The mineral protection of microbial necromass is critical for soil carbon stabilization. The water impact on the interactions between minerals and microbial necromass, however, remains unclear due to a lack of proper methods to quantify the mineral-protected microbial necromass. Here, we used offline hydrous pyrolysis to release the archaeal necromass—isoprenoid glycerol dialkyl glycerol tetraethers (isoGDGTs) bound to clay minerals by heating samples at increasing temperatures (150, 200, 250, 300, and 350 °C) under argon atmosphere. The content of extractable isoGDGTs in soils reached the maximum at 200–250 °C, indicating the release of bound isoGDGTs. By investigating the free and bound isoGDGTs along a soil transect with increasing soil water content (SWC), we found that the portion of bound isoGDGTs reached up to 97% of total isoGDGTs in dry soils, and decreased with increased SWC, suggesting that SWC controls isoGDGT stabilization on clay minerals. This relationship was confirmed in the soils from the Northeast China Transect, where the proportion of bound isoGDGTs decreased with increased mean annual precipitation from 160 to 814 mm. Such a connection was further supported by the water-saturated samples of the lake and marine sediments, which have a much lower proportion of bound lipids than the soils. The decrease of bound lipid portion with increasing water content is related to the lower attachment of microbial cells to minerals in wetter soils. Microbial cells are more strongly attached to the mineral phase under drier conditions due to the thin water film on the mineral surfaces.

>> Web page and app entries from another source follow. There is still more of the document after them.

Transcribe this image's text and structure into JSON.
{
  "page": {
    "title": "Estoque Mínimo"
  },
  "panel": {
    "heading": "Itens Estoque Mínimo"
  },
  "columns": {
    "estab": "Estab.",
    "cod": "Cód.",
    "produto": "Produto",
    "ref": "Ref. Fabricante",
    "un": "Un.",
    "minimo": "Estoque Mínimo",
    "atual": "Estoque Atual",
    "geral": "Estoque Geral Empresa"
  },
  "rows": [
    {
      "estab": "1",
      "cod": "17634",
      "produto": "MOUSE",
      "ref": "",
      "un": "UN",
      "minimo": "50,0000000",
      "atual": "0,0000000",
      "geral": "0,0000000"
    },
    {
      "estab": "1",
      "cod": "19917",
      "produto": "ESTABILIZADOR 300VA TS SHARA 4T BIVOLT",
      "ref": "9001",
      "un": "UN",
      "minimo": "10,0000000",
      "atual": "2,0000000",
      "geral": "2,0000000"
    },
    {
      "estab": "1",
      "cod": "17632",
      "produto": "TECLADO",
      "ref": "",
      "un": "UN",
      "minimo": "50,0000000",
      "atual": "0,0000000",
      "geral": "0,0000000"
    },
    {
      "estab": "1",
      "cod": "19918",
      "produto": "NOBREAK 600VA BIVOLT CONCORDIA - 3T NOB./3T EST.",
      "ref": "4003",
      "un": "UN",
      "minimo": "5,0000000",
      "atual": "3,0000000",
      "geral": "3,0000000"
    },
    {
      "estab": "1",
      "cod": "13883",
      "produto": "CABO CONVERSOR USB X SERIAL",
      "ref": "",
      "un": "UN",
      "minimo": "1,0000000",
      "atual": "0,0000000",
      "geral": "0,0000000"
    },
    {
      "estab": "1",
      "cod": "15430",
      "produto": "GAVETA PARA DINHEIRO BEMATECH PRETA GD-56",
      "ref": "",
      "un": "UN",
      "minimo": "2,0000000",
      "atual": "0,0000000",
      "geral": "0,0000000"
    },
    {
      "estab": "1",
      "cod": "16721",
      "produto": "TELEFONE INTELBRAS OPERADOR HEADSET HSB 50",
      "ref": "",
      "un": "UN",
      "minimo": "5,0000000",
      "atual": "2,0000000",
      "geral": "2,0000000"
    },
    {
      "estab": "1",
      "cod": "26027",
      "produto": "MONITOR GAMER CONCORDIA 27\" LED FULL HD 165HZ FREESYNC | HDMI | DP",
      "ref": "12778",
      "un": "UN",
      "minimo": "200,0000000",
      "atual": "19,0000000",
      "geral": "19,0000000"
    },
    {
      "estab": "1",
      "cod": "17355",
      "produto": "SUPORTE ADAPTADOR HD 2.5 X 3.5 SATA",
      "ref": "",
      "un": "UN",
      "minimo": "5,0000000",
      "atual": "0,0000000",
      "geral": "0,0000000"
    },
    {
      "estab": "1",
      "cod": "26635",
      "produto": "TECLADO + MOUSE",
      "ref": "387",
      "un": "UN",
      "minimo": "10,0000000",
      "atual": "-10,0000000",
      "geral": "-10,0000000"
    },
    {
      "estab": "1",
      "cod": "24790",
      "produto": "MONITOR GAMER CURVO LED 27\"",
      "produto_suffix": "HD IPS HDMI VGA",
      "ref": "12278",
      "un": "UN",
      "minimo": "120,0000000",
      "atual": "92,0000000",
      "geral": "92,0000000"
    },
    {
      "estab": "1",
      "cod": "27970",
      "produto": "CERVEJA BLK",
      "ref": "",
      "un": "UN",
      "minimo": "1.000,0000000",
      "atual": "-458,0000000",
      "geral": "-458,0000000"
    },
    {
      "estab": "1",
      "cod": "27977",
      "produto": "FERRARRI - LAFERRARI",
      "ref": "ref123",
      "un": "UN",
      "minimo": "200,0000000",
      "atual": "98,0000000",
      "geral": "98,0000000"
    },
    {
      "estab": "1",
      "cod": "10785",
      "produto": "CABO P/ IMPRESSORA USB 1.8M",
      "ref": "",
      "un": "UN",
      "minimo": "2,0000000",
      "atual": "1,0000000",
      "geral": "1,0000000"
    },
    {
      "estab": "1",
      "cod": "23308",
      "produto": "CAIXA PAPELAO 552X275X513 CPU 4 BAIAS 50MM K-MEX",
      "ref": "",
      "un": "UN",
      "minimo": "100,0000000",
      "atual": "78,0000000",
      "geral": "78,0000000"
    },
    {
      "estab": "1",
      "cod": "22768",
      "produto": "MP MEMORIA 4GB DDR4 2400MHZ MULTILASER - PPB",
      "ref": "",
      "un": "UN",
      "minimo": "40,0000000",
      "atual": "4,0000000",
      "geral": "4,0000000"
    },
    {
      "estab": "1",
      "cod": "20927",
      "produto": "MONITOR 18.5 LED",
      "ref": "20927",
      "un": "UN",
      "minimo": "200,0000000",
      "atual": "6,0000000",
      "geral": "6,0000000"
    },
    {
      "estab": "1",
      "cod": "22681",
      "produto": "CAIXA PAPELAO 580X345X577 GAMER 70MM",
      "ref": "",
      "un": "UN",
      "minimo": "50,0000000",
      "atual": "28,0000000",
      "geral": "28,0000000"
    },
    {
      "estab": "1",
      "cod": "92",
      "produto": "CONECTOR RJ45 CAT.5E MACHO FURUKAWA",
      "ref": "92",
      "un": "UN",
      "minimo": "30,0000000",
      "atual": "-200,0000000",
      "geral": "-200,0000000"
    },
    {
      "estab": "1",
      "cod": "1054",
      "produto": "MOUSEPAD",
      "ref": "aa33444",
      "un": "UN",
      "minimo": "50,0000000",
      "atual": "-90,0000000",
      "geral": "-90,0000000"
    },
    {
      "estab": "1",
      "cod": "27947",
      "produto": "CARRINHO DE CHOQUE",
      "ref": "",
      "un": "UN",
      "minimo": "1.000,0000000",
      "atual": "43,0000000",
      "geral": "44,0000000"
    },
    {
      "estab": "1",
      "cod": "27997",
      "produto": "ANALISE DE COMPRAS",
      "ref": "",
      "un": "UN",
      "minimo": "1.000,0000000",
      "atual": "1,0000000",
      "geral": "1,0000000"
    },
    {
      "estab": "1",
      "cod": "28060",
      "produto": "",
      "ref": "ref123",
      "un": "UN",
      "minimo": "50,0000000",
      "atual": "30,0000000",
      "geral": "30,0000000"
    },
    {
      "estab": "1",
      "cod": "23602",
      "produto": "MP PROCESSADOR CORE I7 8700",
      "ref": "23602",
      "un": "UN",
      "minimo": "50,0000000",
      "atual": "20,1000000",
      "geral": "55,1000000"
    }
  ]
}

In addition, microorganisms secrete more extracellular polymeric substances under drier conditions, which reinforces the interactions between microbial-derived organic matter and minerals. The increased microbe-mineral interactions under drier conditions offer more stable microbial legacies and stabilize organic matter in the (semi)arid regions.

Original link:

Archaeal lipids in soils and sediments: Water impact and consequences for microbial carbon sequestration